═════ STORED DATA ═════
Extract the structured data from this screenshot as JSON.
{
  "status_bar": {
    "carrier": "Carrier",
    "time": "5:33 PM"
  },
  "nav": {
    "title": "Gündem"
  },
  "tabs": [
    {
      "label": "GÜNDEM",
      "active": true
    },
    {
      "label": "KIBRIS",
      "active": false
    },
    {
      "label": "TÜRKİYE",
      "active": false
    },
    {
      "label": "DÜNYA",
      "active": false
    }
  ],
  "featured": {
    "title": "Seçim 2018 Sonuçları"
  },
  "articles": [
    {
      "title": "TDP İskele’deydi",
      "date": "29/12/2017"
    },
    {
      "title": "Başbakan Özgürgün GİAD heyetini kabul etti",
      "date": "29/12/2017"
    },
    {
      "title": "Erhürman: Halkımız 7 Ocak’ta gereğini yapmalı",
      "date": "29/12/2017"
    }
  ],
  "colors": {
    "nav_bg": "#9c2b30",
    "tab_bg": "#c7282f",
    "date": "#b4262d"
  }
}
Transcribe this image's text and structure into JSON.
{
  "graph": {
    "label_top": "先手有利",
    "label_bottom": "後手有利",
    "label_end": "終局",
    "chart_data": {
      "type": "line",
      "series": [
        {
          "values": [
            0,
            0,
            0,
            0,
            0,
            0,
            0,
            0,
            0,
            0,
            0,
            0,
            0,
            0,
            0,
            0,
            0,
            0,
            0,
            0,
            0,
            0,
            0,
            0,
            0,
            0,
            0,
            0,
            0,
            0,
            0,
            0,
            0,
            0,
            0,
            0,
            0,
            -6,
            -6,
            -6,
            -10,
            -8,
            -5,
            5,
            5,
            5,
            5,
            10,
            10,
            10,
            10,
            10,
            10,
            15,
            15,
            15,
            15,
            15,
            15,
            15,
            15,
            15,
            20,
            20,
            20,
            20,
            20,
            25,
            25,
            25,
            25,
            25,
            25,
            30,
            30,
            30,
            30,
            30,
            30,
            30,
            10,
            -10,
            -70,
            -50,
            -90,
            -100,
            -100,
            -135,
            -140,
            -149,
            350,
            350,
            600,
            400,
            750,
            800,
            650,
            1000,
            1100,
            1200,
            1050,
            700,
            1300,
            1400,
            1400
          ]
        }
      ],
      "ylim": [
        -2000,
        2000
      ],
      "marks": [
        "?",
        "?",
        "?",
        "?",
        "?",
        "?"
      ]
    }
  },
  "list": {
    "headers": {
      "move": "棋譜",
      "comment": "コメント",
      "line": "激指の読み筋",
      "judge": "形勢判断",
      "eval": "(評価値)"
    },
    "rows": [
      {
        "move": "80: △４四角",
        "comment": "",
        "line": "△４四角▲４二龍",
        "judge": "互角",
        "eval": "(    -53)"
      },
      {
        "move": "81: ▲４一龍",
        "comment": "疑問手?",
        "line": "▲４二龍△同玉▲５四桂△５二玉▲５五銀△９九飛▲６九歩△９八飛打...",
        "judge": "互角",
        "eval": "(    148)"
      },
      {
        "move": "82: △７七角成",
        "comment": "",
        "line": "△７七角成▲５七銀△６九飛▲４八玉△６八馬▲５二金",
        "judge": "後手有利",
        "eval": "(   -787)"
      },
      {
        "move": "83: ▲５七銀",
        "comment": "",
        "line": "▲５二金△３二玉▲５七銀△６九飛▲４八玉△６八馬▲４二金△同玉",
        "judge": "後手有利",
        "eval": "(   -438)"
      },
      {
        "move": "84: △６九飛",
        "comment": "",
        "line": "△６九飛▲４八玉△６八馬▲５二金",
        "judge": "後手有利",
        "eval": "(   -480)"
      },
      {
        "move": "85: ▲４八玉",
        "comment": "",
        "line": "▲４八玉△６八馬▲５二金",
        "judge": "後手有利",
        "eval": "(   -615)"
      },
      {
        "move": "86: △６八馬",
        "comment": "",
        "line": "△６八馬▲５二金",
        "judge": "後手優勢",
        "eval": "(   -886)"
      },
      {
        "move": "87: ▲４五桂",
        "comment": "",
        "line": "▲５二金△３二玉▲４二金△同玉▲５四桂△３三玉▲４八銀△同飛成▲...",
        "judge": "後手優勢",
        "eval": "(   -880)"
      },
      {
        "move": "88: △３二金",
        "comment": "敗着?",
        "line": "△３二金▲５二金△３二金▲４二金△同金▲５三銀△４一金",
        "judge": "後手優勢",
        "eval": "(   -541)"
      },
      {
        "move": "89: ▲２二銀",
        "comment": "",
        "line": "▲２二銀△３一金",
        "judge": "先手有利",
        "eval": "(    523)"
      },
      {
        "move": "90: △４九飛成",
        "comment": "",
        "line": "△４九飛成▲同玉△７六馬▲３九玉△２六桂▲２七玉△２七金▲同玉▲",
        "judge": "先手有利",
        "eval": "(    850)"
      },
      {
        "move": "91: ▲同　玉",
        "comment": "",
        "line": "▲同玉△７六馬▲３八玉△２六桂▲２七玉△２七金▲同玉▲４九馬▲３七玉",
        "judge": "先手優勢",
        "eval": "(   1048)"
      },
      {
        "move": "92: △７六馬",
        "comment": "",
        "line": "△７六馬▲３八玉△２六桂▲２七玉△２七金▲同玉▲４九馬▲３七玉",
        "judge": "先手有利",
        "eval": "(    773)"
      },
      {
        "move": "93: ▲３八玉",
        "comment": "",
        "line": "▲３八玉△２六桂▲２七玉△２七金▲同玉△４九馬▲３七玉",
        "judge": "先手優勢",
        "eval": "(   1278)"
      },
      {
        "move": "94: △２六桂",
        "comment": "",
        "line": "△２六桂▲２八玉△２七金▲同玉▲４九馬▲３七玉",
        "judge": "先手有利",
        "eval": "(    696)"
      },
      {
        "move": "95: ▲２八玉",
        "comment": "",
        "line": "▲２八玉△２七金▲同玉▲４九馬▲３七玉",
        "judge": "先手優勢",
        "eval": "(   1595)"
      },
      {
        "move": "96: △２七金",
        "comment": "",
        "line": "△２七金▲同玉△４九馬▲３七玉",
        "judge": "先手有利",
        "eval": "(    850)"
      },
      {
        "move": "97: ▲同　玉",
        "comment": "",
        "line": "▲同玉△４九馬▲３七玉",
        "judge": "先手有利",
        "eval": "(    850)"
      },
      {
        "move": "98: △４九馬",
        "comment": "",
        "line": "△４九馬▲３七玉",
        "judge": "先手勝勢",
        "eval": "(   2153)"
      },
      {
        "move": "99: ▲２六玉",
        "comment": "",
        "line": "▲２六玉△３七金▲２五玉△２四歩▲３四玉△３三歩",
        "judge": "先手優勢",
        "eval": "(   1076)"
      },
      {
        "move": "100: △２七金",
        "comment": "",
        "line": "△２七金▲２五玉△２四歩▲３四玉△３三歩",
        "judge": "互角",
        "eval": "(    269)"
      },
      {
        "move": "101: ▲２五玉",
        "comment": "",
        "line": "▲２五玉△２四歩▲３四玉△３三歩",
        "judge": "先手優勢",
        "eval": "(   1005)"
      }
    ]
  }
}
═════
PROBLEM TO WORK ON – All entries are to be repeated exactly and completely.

OUTPUT FOR THIS TASK –
Extract the structured data from this screenshot as JSON.
{
  "status_bar": {
    "carrier": "Carrier",
    "time": "5:33 PM"
  },
  "nav": {
    "title": "Gündem"
  },
  "tabs": [
    {
      "label": "GÜNDEM",
      "active": true
    },
    {
      "label": "KIBRIS",
      "active": false
    },
    {
      "label": "TÜRKİYE",
      "active": false
    },
    {
      "label": "DÜNYA",
      "active": false
    }
  ],
  "featured": {
    "title": "Seçim 2018 Sonuçları"
  },
  "articles": [
    {
      "title": "TDP İskele’deydi",
      "date": "29/12/2017"
    },
    {
      "title": "Başbakan Özgürgün GİAD heyetini kabul etti",
      "date": "29/12/2017"
    },
    {
      "title": "Erhürman: Halkımız 7 Ocak’ta gereğini yapmalı",
      "date": "29/12/2017"
    }
  ],
  "colors": {
    "nav_bg": "#9c2b30",
    "tab_bg": "#c7282f",
    "date": "#b4262d"
  }
}
Transcribe this image's text and structure into JSON.
{
  "graph": {
    "label_top": "先手有利",
    "label_bottom": "後手有利",
    "label_end": "終局",
    "chart_data": {
      "type": "line",
      "series": [
        {
          "values": [
            0,
            0,
            0,
            0,
            0,
            0,
            0,
            0,
            0,
            0,
            0,
            0,
            0,
            0,
            0,
            0,
            0,
            0,
            0,
            0,
            0,
            0,
            0,
            0,
            0,
            0,
            0,
            0,
            0,
            0,
            0,
            0,
            0,
            0,
            0,
            0,
            0,
            -6,
            -6,
            -6,
            -10,
            -8,
            -5,
            5,
            5,
            5,
            5,
            10,
            10,
            10,
            10,
            10,
            10,
            15,
            15,
            15,
            15,
            15,
            15,
            15,
            15,
            15,
            20,
            20,
            20,
            20,
            20,
            25,
            25,
            25,
            25,
            25,
            25,
            30,
            30,
            30,
            30,
            30,
            30,
            30,
            10,
            -10,
            -70,
            -50,
            -90,
            -100,
            -100,
            -135,
            -140,
            -149,
            350,
            350,
            600,
            400,
            750,
            800,
            650,
            1000,
            1100,
            1200,
            1050,
            700,
            1300,
            1400,
            1400
          ]
        }
      ],
      "ylim": [
        -2000,
        2000
      ],
      "marks": [
        "?",
        "?",
        "?",
        "?",
        "?",
        "?"
      ]
    }
  },
  "list": {
    "headers": {
      "move": "棋譜",
      "comment": "コメント",
      "line": "激指の読み筋",
      "judge": "形勢判断",
      "eval": "(評価値)"
    },
    "rows": [
      {
        "move": "80: △４四角",
        "comment": "",
        "line": "△４四角▲４二龍",
        "judge": "互角",
        "eval": "(    -53)"
      },
      {
        "move": "81: ▲４一龍",
        "comment": "疑問手?",
        "line": "▲４二龍△同玉▲５四桂△５二玉▲５五銀△９九飛▲６九歩△９八飛打...",
        "judge": "互角",
        "eval": "(    148)"
      },
      {
        "move": "82: △７七角成",
        "comment": "",
        "line": "△７七角成▲５七銀△６九飛▲４八玉△６八馬▲５二金",
        "judge": "後手有利",
        "eval": "(   -787)"
      },
      {
        "move": "83: ▲５七銀",
        "comment": "",
        "line": "▲５二金△３二玉▲５七銀△６九飛▲４八玉△６八馬▲４二金△同玉",
        "judge": "後手有利",
        "eval": "(   -438)"
      },
      {
        "move": "84: △６九飛",
        "comment": "",
        "line": "△６九飛▲４八玉△６八馬▲５二金",
        "judge": "後手有利",
        "eval": "(   -480)"
      },
      {
        "move": "85: ▲４八玉",
        "comment": "",
        "line": "▲４八玉△６八馬▲５二金",
        "judge": "後手有利",
        "eval": "(   -615)"
      },
      {
        "move": "86: △６八馬",
        "comment": "",
        "line": "△６八馬▲５二金",
        "judge": "後手優勢",
        "eval": "(   -886)"
      },
      {
        "move": "87: ▲４五桂",
        "comment": "",
        "line": "▲５二金△３二玉▲４二金△同玉▲５四桂△３三玉▲４八銀△同飛成▲...",
        "judge": "後手優勢",
        "eval": "(   -880)"
      },
      {
        "move": "88: △３二金",
        "comment": "敗着?",
        "line": "△３二金▲５二金△３二金▲４二金△同金▲５三銀△４一金",
        "judge": "後手優勢",
        "eval": "(   -541)"
      },
      {
        "move": "89: ▲２二銀",
        "comment": "",
        "line": "▲２二銀△３一金",
        "judge": "先手有利",
        "eval": "(    523)"
      },
      {
        "move": "90: △４九飛成",
        "comment": "",
        "line": "△４九飛成▲同玉△７六馬▲３九玉△２六桂▲２七玉△２七金▲同玉▲",
        "judge": "先手有利",
        "eval": "(    850)"
      },
      {
        "move": "91: ▲同　玉",
        "comment": "",
        "line": "▲同玉△７六馬▲３八玉△２六桂▲２七玉△２七金▲同玉▲４九馬▲３七玉",
        "judge": "先手優勢",
        "eval": "(   1048)"
      },
      {
        "move": "92: △７六馬",
        "comment": "",
        "line": "△７六馬▲３八玉△２六桂▲２七玉△２七金▲同玉▲４九馬▲３七玉",
        "judge": "先手有利",
        "eval": "(    773)"
      },
      {
        "move": "93: ▲３八玉",
        "comment": "",
        "line": "▲３八玉△２六桂▲２七玉△２七金▲同玉△４九馬▲３七玉",
        "judge": "先手優勢",
        "eval": "(   1278)"
      },
      {
        "move": "94: △２六桂",
        "comment": "",
        "line": "△２六桂▲２八玉△２七金▲同玉▲４九馬▲３七玉",
        "judge": "先手有利",
        "eval": "(    696)"
      },
      {
        "move": "95: ▲２八玉",
        "comment": "",
        "line": "▲２八玉△２七金▲同玉▲４九馬▲３七玉",
        "judge": "先手優勢",
        "eval": "(   1595)"
      },
      {
        "move": "96: △２七金",
        "comment": "",
        "line": "△２七金▲同玉△４九馬▲３七玉",
        "judge": "先手有利",
        "eval": "(    850)"
      },
      {
        "move": "97: ▲同　玉",
        "comment": "",
        "line": "▲同玉△４九馬▲３七玉",
        "judge": "先手有利",
        "eval": "(    850)"
      },
      {
        "move": "98: △４九馬",
        "comment": "",
        "line": "△４九馬▲３七玉",
        "judge": "先手勝勢",
        "eval": "(   2153)"
      },
      {
        "move": "99: ▲２六玉",
        "comment": "",
        "line": "▲２六玉△３七金▲２五玉△２四歩▲３四玉△３三歩",
        "judge": "先手優勢",
        "eval": "(   1076)"
      },
      {
        "move": "100: △２七金",
        "comment": "",
        "line": "△２七金▲２五玉△２四歩▲３四玉△３三歩",
        "judge": "互角",
        "eval": "(    269)"
      },
      {
        "move": "101: ▲２五玉",
        "comment": "",
        "line": "▲２五玉△２四歩▲３四玉△３三歩",
        "judge": "先手優勢",
        "eval": "(   1005)"
      }
    ]
  }
}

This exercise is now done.